When do the leaves change color?
Each autumn season the leaves change color; and various shades of red, yellow, orange and purple are displayed throughout the trees. The question that many ask, when will the leaves change color in my area? This can depend upon several factors and in order to have a better understanding when the leaves will change color, it is necessary to basically understand how and why they change.
Without a lot of unnecessary scientific details about chlorophyll, carotenoids and all that other stuff. We can have a basic understanding about the onset of the season change, just as Indians and natives have for thousands of years. We will look at a few conditions that vary each season which can cause the leaves to change sooner, later and with varying color intensities.
Water and Moisture
Too little moisture can cause the trees to display fall colors later in the season, and then lose their leaves early due to the drought conditions. This generally produces a brownish or yellowing effect of the leaves, without a bright colorful display.
Alternatively, too much water is associated with many cloudy overcast days. A lot of moisture can cause fungus to grow in damp cool conditions, bringing the onset of disease throughout the leaves prior to the onset of winter. This type of extreme climate can make the leaves change color a bit earlier, but the colors will not be as vibrant as in optimal conditions.
The ideal moisture conditions for brilliant fall foliage will include ample rain fall with adequate and average dry periods between the rainfall. Depending upon your location, moisture can vary from year to year, and extreme weather patterns can expedite or prolong leaf color changes.
One factor that is fairly consistent from year to year are the hours when the sun rises, and when the sun sets. Each year we spring forward and fall back changing our clocks accordingly ever since Benjamin Franklin suggested daylight savings time.
The change of the lighting schedule triggers the trees and leaves to prepare for winter by not producing a chemical that produces the green leaf color. The absence of this chemical (which typically makes leaves green) is why the leaves change to their fall colors. The earlier in the season when the days begin to get shorter, and the nights begin to be longer, you will see the leaves change earlier.
The absence of bright warm sunlight on fall days can make the leaves change earlier, but they will also not display as vibrant colors. Sunlight plays an important factor in the brilliance of the fall leaf color, so it is vital for the sun to shine nice and bright in between average rain falls, in order to display vibrant fall foliage.
Cool crisp nights without frost and freezing will help the leaves to show their best colors. However, if the temperature is too cold (freezing or below) throughout the weeks of early fall the leaves may change earlier, and will also fall from the trees earlier.
The further north in latitude such as the northern States and Canada; the cooler the nights will be, the earlier the days will end and typically the more rainfall will come. As you well know from reading the other sections, this will produce fall colors earlier in the season.
Fall Foliage maps will usually indicate a range of the fall leaf change from September to November, from the northern states to the southern states.
In conclusion there are many factors that affect the color brilliance of the fall leaf foliage and when the leaves change.

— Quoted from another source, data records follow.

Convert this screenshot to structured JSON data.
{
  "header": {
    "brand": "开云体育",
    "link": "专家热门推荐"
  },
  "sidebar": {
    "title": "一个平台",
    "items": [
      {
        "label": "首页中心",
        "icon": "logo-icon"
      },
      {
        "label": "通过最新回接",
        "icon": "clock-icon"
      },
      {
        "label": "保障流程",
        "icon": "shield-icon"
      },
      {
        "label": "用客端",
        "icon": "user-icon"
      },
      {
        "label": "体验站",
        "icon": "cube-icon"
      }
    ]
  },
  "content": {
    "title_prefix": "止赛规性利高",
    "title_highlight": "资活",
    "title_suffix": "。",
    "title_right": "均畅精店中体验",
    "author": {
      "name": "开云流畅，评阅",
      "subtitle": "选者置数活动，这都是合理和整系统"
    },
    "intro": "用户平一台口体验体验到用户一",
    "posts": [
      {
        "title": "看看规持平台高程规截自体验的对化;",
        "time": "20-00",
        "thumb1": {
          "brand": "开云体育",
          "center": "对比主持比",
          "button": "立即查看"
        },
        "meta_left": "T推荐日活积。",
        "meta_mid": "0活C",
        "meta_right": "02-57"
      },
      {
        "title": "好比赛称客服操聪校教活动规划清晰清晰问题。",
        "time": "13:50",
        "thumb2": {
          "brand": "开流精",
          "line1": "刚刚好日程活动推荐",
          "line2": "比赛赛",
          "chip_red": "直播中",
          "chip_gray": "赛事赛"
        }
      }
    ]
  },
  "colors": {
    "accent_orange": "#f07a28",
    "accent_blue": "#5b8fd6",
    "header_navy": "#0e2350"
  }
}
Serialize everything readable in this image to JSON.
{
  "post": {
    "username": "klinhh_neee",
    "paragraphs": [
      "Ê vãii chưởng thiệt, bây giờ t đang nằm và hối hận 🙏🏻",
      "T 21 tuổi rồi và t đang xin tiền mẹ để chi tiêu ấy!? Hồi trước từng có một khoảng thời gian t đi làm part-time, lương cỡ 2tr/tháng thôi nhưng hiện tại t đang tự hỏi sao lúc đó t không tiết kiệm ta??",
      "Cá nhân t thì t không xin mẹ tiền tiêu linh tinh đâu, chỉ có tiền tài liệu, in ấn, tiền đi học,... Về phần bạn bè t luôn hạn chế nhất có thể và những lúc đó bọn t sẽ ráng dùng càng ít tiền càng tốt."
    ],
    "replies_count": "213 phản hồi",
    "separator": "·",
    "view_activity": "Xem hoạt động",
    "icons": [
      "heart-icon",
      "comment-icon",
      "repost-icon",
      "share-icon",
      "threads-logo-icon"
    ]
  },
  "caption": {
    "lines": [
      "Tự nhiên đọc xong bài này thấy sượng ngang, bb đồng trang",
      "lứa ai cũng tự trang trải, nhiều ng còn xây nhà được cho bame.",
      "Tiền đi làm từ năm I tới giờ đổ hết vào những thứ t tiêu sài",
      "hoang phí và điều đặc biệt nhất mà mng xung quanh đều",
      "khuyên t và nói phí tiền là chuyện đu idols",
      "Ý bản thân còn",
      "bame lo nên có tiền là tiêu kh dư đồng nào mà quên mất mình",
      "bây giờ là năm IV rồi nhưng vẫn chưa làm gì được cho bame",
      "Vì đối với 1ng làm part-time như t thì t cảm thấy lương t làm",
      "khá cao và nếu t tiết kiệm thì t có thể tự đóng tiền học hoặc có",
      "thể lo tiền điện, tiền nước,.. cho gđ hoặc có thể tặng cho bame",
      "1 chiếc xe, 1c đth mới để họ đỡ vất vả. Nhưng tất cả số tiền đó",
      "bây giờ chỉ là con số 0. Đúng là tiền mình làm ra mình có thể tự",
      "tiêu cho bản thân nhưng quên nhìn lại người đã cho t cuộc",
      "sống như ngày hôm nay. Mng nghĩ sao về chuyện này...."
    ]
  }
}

With a watchful eye and diligent planning utilizing fall foliage maps and weather pattern tracking one can ideally predict when and where the most ideal fall foliage locations will be each year.
No two autumn seasons are alike and it is unlikely that you will always get it right. However, it is possible to learn from experience, and if you love the fall foliage colors it is well worth the effort to know the factors which influence when the leaves change color.